Had the ship gone through at 0850 with the last of the tide behind her in keeping with local practice, and as Pilot had advised, she would not have encountered the unusually strong contrary ebb tide which quickly overpowered the tugs to result in the loss. Captain Hewitt had his reasons for delaying the ship until 0920, but "Conway" adequately demonstrated that waiting for water in adverse conditions on a big tide was not an option. If it was considered that the ship had insufficient water at 0850, then as Pilot Jones recognised the outward transit was impossible on such a day, but pilot's advice was disregarded.

there are many references and sources listed in the article here:


October 16th 2014. I receieved an email from a lady who owns this cup. It is marked HMS Conway 1901

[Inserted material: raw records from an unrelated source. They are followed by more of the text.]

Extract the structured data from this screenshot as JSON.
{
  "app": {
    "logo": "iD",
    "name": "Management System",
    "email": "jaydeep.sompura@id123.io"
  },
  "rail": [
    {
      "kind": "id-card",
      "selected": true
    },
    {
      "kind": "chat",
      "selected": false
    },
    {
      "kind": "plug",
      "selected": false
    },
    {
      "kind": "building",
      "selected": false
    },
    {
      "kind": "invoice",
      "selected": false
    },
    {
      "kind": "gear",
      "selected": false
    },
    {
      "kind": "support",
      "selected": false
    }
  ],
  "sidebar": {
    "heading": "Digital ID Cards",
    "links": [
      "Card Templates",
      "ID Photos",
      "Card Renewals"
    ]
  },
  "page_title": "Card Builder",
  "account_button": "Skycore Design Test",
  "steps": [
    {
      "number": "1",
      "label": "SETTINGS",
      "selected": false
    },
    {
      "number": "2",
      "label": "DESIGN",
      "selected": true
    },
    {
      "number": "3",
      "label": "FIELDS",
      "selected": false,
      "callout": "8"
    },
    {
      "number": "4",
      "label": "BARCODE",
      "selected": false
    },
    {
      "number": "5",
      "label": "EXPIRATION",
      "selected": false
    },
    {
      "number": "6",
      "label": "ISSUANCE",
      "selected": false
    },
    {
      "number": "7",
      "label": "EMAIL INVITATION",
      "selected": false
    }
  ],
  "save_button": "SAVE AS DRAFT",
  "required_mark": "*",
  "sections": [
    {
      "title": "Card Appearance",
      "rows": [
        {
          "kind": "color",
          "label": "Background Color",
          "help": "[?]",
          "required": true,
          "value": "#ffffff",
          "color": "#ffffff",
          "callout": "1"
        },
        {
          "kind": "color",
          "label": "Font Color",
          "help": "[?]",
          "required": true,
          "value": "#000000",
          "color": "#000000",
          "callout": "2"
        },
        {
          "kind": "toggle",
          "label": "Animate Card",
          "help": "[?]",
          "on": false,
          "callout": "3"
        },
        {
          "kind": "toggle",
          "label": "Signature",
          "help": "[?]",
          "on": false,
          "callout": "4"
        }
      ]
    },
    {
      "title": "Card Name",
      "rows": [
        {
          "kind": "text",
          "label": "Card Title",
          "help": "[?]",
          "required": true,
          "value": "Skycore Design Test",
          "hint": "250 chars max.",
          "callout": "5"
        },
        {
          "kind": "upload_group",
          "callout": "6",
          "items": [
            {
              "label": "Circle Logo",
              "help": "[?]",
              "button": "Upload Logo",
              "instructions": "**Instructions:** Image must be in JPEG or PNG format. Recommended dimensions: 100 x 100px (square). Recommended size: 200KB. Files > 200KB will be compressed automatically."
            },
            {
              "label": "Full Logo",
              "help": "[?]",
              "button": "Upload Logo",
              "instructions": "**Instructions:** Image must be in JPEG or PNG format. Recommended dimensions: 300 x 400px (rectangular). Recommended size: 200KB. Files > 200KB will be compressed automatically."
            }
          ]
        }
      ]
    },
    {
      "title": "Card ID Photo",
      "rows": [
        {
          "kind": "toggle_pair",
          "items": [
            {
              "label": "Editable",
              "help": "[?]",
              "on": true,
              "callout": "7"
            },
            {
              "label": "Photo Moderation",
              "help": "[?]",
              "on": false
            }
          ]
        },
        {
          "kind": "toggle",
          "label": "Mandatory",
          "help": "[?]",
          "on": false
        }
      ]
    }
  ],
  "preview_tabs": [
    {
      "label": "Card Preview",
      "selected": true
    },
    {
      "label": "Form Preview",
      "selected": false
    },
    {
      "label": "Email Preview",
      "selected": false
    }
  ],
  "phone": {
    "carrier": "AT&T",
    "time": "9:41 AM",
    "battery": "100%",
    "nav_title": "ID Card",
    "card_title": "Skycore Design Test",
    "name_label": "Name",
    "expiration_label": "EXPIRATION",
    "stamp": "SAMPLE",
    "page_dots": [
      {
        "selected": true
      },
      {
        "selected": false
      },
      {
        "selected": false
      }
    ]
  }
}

She (and I) would like to find out its history. Was it awarded to a cadet?